■ Exercise aim: Every entry must reappear in your answer exactly as written, though its pictures must not.

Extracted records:

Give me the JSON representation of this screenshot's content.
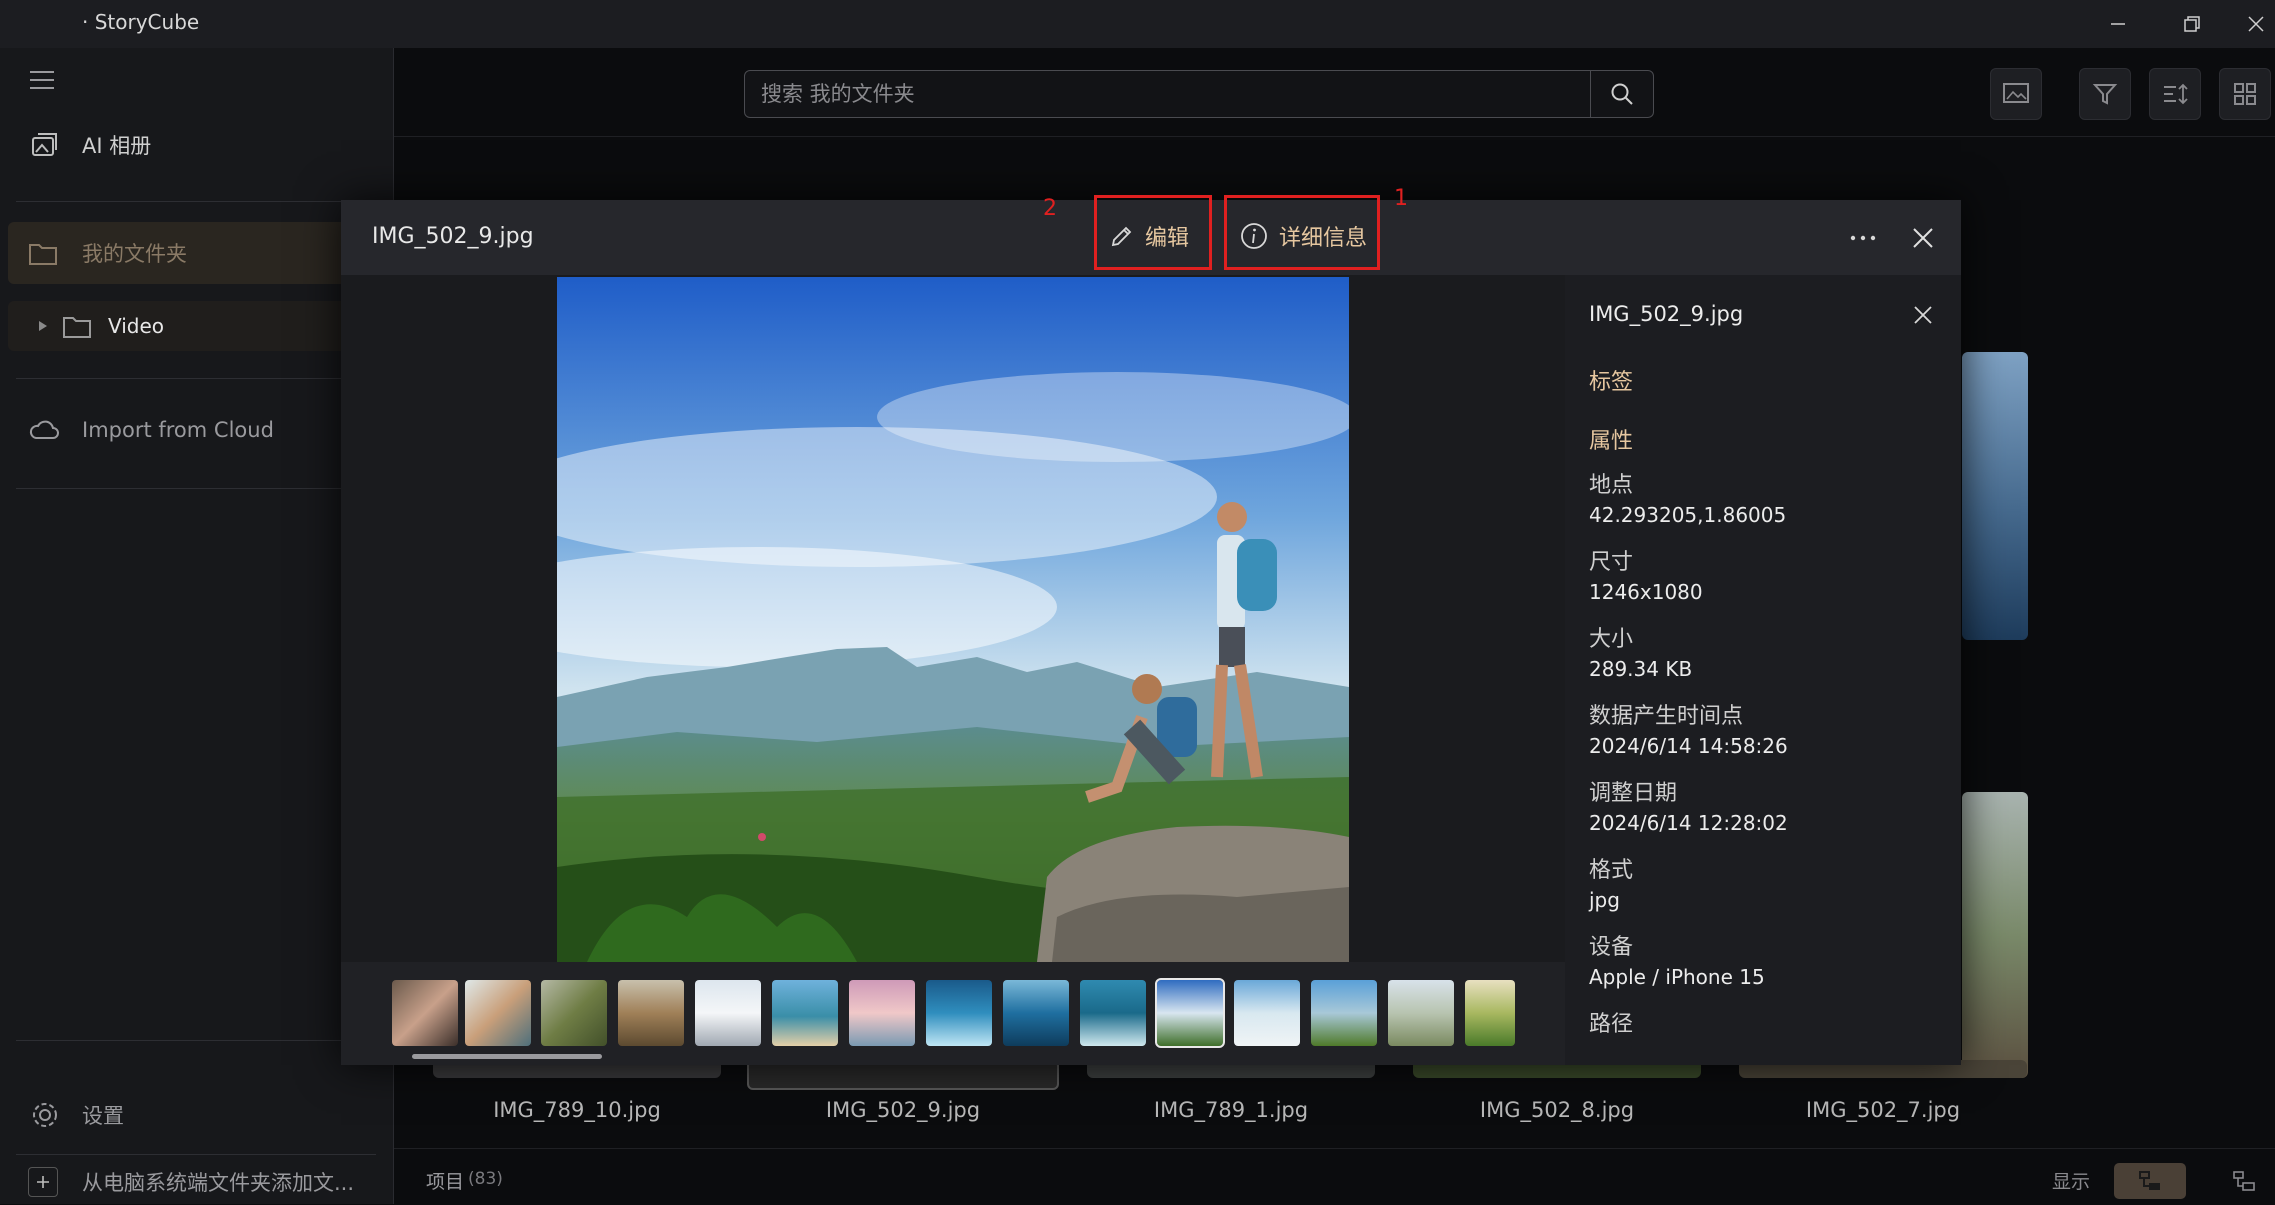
{
  "app": {
    "title": "· StoryCube"
  },
  "sidebar": {
    "items": [
      {
        "label": "AI 相册",
        "icon": "ai-album-icon"
      },
      {
        "label": "我的文件夹",
        "icon": "folder-icon"
      },
      {
        "label": "Video",
        "icon": "folder-icon"
      },
      {
        "label": "Import from Cloud",
        "icon": "cloud-icon"
      }
    ],
    "settings_label": "设置",
    "add_folder_label": "从电脑系统端文件夹添加文..."
  },
  "search": {
    "placeholder": "搜索 我的文件夹"
  },
  "grid": {
    "thumbnails": [
      {
        "name": "IMG_789_10.jpg"
      },
      {
        "name": "IMG_502_9.jpg"
      },
      {
        "name": "IMG_789_1.jpg"
      },
      {
        "name": "IMG_502_8.jpg"
      },
      {
        "name": "IMG_502_7.jpg"
      }
    ]
  },
  "status": {
    "items_label": "项目",
    "items_count": "(83)",
    "display_label": "显示"
  },
  "modal": {
    "title": "IMG_502_9.jpg",
    "edit_label": "编辑",
    "details_label": "详细信息",
    "annotation_1": "1",
    "annotation_2": "2"
  },
  "details": {
    "file_name": "IMG_502_9.jpg",
    "tags_label": "标签",
    "properties_label": "属性",
    "location_label": "地点",
    "location_value": "42.293205,1.86005",
    "dimensions_label": "尺寸",
    "dimensions_value": "1246x1080",
    "size_label": "大小",
    "size_value": "289.34 KB",
    "created_label": "数据产生时间点",
    "created_value": "2024/6/14 14:58:26",
    "modified_label": "调整日期",
    "modified_value": "2024/6/14 12:28:02",
    "format_label": "格式",
    "format_value": "jpg",
    "device_label": "设备",
    "device_value": "Apple / iPhone 15",
    "path_label": "路径"
  },
  "colors": {
    "accent": "#e6c7a0",
    "annotation_red": "#e02020",
    "background": "#0b0c0e"
  }
}
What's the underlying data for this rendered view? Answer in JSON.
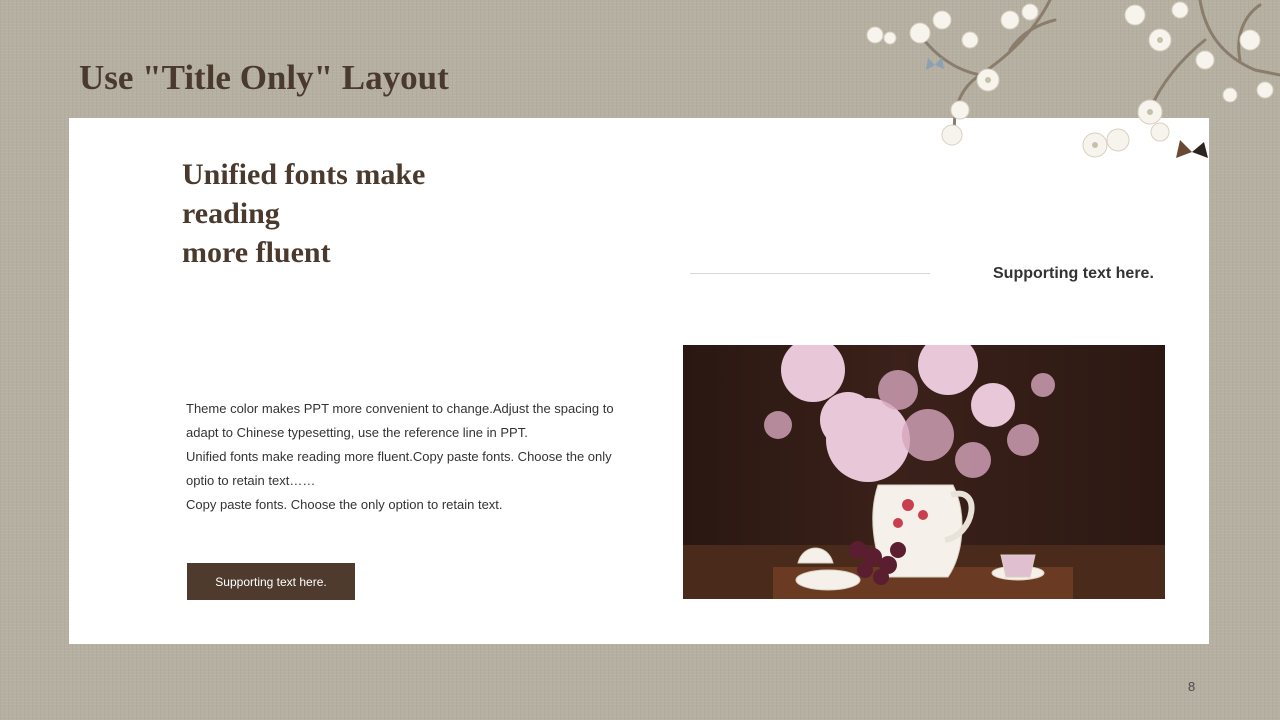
{
  "slide": {
    "title": "Use \"Title Only\" Layout",
    "page_number": "8"
  },
  "content": {
    "heading_lines": [
      "Unified fonts make",
      "reading",
      "more fluent"
    ],
    "supporting_top": "Supporting text here.",
    "body_paragraphs": [
      "Theme  color makes PPT more convenient  to change.Adjust the spacing to adapt to Chinese  typesetting, use the reference line in PPT.",
      "Unified  fonts make reading more fluent.Copy paste fonts. Choose the only optio to retain text……",
      "Copy paste  fonts. Choose the only option to retain text."
    ],
    "button_label": "Supporting text here."
  },
  "colors": {
    "background": "#b6b0a2",
    "accent_brown": "#4e3b2d",
    "title_text": "#4a3a2e"
  },
  "icons": {
    "decoration": "magnolia-branch-with-butterflies",
    "photo": "flower-vase-still-life-photo"
  }
}
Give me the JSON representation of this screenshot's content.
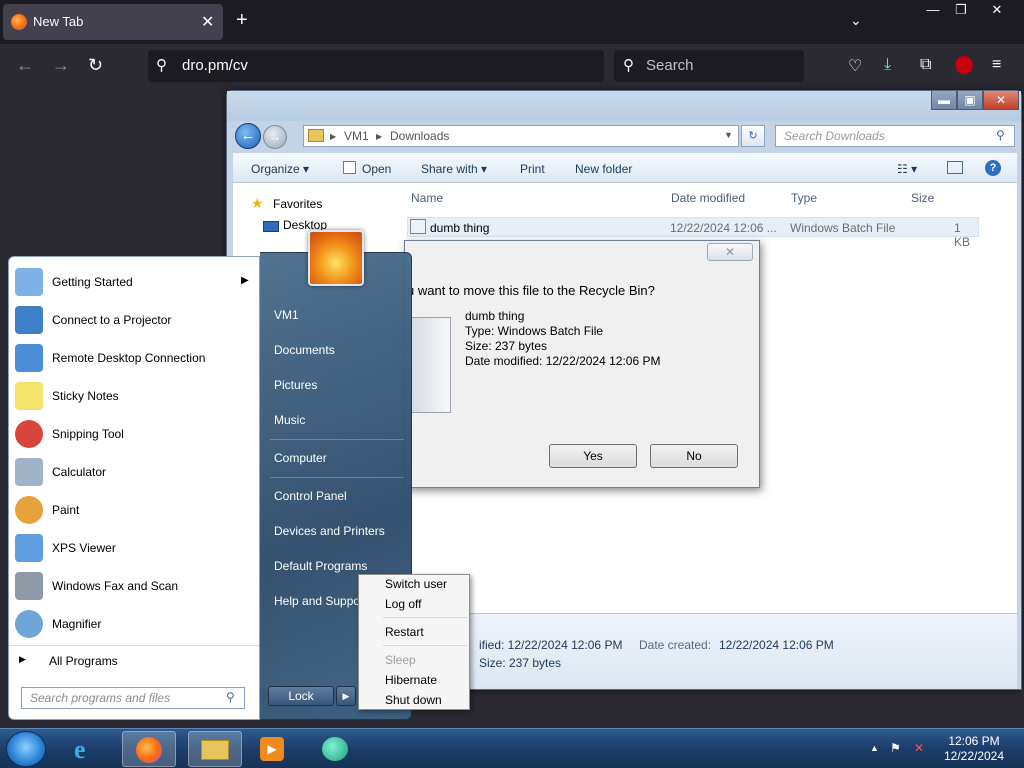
{
  "firefox": {
    "tab_title": "New Tab",
    "tab_close": "✕",
    "new_tab": "+",
    "list_tabs": "⌄",
    "min": "—",
    "max": "❐",
    "close": "✕",
    "back": "←",
    "forward": "→",
    "reload": "↻",
    "url": "dro.pm/cv",
    "search_placeholder": "Search",
    "icons": [
      "pocket-icon",
      "downloads-icon",
      "extensions-icon",
      "ublock-icon",
      "menu-icon"
    ]
  },
  "explorer": {
    "min": "▬",
    "max": "▣",
    "close": "✕",
    "breadcrumb": [
      "VM1",
      "Downloads"
    ],
    "search_placeholder": "Search Downloads",
    "commands": [
      "Organize ▾",
      "Open",
      "Share with ▾",
      "Print",
      "New folder"
    ],
    "nav": {
      "favorites": "Favorites",
      "desktop": "Desktop"
    },
    "columns": [
      "Name",
      "Date modified",
      "Type",
      "Size"
    ],
    "row": {
      "name": "dumb thing",
      "date": "12/22/2024 12:06 ...",
      "type": "Windows Batch File",
      "size": "1 KB"
    },
    "details": {
      "modified": "ified: 12/22/2024 12:06 PM",
      "created_label": "Date created:",
      "created": "12/22/2024 12:06 PM",
      "size": "Size: 237 bytes"
    }
  },
  "dialog": {
    "close": "✕",
    "question": "u want to move this file to the Recycle Bin?",
    "file_name": "dumb thing",
    "file_type": "Type: Windows Batch File",
    "file_size": "Size: 237 bytes",
    "file_date": "Date modified: 12/22/2024 12:06 PM",
    "yes": "Yes",
    "no": "No"
  },
  "start_menu": {
    "programs": [
      {
        "label": "Getting Started",
        "color": "#7fb2e6"
      },
      {
        "label": "Connect to a Projector",
        "color": "#3d7fc8"
      },
      {
        "label": "Remote Desktop Connection",
        "color": "#4a8ed6"
      },
      {
        "label": "Sticky Notes",
        "color": "#f4e36a"
      },
      {
        "label": "Snipping Tool",
        "color": "#d9453a"
      },
      {
        "label": "Calculator",
        "color": "#9fb4c9"
      },
      {
        "label": "Paint",
        "color": "#e7a23a"
      },
      {
        "label": "XPS Viewer",
        "color": "#5c9ee0"
      },
      {
        "label": "Windows Fax and Scan",
        "color": "#8e9aa8"
      },
      {
        "label": "Magnifier",
        "color": "#6fa6d8"
      }
    ],
    "arrow": "▶",
    "all_programs": "All Programs",
    "all_arrow": "▶",
    "search_placeholder": "Search programs and files",
    "right": [
      "VM1",
      "Documents",
      "Pictures",
      "Music",
      "Computer",
      "Control Panel",
      "Devices and Printers",
      "Default Programs",
      "Help and Support"
    ],
    "lock": "Lock",
    "lock_arrow": "▶",
    "power_menu": [
      "Switch user",
      "Log off",
      "Restart",
      "Sleep",
      "Hibernate",
      "Shut down"
    ]
  },
  "taskbar": {
    "time": "12:06 PM",
    "date": "12/22/2024",
    "tray_arrow": "▲"
  }
}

■ Your response:
Give me the JSON representation of this screenshot's content.
{
  "app": {
    "title": "· StoryCube"
  },
  "sidebar": {
    "items": [
      {
        "label": "AI 相册",
        "icon": "ai-album-icon"
      },
      {
        "label": "我的文件夹",
        "icon": "folder-icon"
      },
      {
        "label": "Video",
        "icon": "folder-icon"
      },
      {
        "label": "Import from Cloud",
        "icon": "cloud-icon"
      }
    ],
    "settings_label": "设置",
    "add_folder_label": "从电脑系统端文件夹添加文..."
  },
  "search": {
    "placeholder": "搜索 我的文件夹"
  },
  "grid": {
    "thumbnails": [
      {
        "name": "IMG_789_10.jpg"
      },
      {
        "name": "IMG_502_9.jpg"
      },
      {
        "name": "IMG_789_1.jpg"
      },
      {
        "name": "IMG_502_8.jpg"
      },
      {
        "name": "IMG_502_7.jpg"
      }
    ]
  },
  "status": {
    "items_label": "项目",
    "items_count": "(83)",
    "display_label": "显示"
  },
  "modal": {
    "title": "IMG_502_9.jpg",
    "edit_label": "编辑",
    "details_label": "详细信息",
    "annotation_1": "1",
    "annotation_2": "2"
  },
  "details": {
    "file_name": "IMG_502_9.jpg",
    "tags_label": "标签",
    "properties_label": "属性",
    "location_label": "地点",
    "location_value": "42.293205,1.86005",
    "dimensions_label": "尺寸",
    "dimensions_value": "1246x1080",
    "size_label": "大小",
    "size_value": "289.34 KB",
    "created_label": "数据产生时间点",
    "created_value": "2024/6/14 14:58:26",
    "modified_label": "调整日期",
    "modified_value": "2024/6/14 12:28:02",
    "format_label": "格式",
    "format_value": "jpg",
    "device_label": "设备",
    "device_value": "Apple / iPhone 15",
    "path_label": "路径"
  },
  "colors": {
    "accent": "#e6c7a0",
    "annotation_red": "#e02020",
    "background": "#0b0c0e"
  }
}
What's the underlying data for this rendered view? Answer in JSON.
{
  "slide": {
    "title": "Use \"Title Only\" Layout",
    "page_number": "8"
  },
  "content": {
    "heading_lines": [
      "Unified fonts make",
      "reading",
      "more fluent"
    ],
    "supporting_top": "Supporting text here.",
    "body_paragraphs": [
      "Theme  color makes PPT more convenient  to change.Adjust the spacing to adapt to Chinese  typesetting, use the reference line in PPT.",
      "Unified  fonts make reading more fluent.Copy paste fonts. Choose the only optio to retain text……",
      "Copy paste  fonts. Choose the only option to retain text."
    ],
    "button_label": "Supporting text here."
  },
  "colors": {
    "background": "#b6b0a2",
    "accent_brown": "#4e3b2d",
    "title_text": "#4a3a2e"
  },
  "icons": {
    "decoration": "magnolia-branch-with-butterflies",
    "photo": "flower-vase-still-life-photo"
  }
}
Give me the JSON representation of this screenshot's content.
{
  "firefox": {
    "tab_title": "New Tab",
    "tab_close": "✕",
    "new_tab": "+",
    "list_tabs": "⌄",
    "min": "—",
    "max": "❐",
    "close": "✕",
    "back": "←",
    "forward": "→",
    "reload": "↻",
    "url": "dro.pm/cv",
    "search_placeholder": "Search",
    "icons": [
      "pocket-icon",
      "downloads-icon",
      "extensions-icon",
      "ublock-icon",
      "menu-icon"
    ]
  },
  "explorer": {
    "min": "▬",
    "max": "▣",
    "close": "✕",
    "breadcrumb": [
      "VM1",
      "Downloads"
    ],
    "search_placeholder": "Search Downloads",
    "commands": [
      "Organize ▾",
      "Open",
      "Share with ▾",
      "Print",
      "New folder"
    ],
    "nav": {
      "favorites": "Favorites",
      "desktop": "Desktop"
    },
    "columns": [
      "Name",
      "Date modified",
      "Type",
      "Size"
    ],
    "row": {
      "name": "dumb thing",
      "date": "12/22/2024 12:06 ...",
      "type": "Windows Batch File",
      "size": "1 KB"
    },
    "details": {
      "modified": "ified: 12/22/2024 12:06 PM",
      "created_label": "Date created:",
      "created": "12/22/2024 12:06 PM",
      "size": "Size: 237 bytes"
    }
  },
  "dialog": {
    "close": "✕",
    "question": "u want to move this file to the Recycle Bin?",
    "file_name": "dumb thing",
    "file_type": "Type: Windows Batch File",
    "file_size": "Size: 237 bytes",
    "file_date": "Date modified: 12/22/2024 12:06 PM",
    "yes": "Yes",
    "no": "No"
  },
  "start_menu": {
    "programs": [
      {
        "label": "Getting Started",
        "color": "#7fb2e6"
      },
      {
        "label": "Connect to a Projector",
        "color": "#3d7fc8"
      },
      {
        "label": "Remote Desktop Connection",
        "color": "#4a8ed6"
      },
      {
        "label": "Sticky Notes",
        "color": "#f4e36a"
      },
      {
        "label": "Snipping Tool",
        "color": "#d9453a"
      },
      {
        "label": "Calculator",
        "color": "#9fb4c9"
      },
      {
        "label": "Paint",
        "color": "#e7a23a"
      },
      {
        "label": "XPS Viewer",
        "color": "#5c9ee0"
      },
      {
        "label": "Windows Fax and Scan",
        "color": "#8e9aa8"
      },
      {
        "label": "Magnifier",
        "color": "#6fa6d8"
      }
    ],
    "arrow": "▶",
    "all_programs": "All Programs",
    "all_arrow": "▶",
    "search_placeholder": "Search programs and files",
    "right": [
      "VM1",
      "Documents",
      "Pictures",
      "Music",
      "Computer",
      "Control Panel",
      "Devices and Printers",
      "Default Programs",
      "Help and Support"
    ],
    "lock": "Lock",
    "lock_arrow": "▶",
    "power_menu": [
      "Switch user",
      "Log off",
      "Restart",
      "Sleep",
      "Hibernate",
      "Shut down"
    ]
  },
  "taskbar": {
    "time": "12:06 PM",
    "date": "12/22/2024",
    "tray_arrow": "▲"
  }
}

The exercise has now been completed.